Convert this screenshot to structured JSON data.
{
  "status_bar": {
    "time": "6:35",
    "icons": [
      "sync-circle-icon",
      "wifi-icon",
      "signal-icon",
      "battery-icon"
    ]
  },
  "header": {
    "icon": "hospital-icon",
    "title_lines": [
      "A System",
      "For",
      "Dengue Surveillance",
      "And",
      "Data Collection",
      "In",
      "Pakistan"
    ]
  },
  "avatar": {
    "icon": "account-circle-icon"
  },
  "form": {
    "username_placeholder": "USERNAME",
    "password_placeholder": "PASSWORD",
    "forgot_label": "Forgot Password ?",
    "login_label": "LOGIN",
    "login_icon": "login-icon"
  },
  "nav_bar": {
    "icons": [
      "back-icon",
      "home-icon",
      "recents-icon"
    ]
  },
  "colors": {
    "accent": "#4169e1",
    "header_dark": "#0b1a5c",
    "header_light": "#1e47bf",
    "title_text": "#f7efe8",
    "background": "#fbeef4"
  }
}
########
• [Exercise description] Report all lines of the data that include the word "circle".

• [Task solution]
      "sync-circle-icon",
    "icon": "account-circle-icon"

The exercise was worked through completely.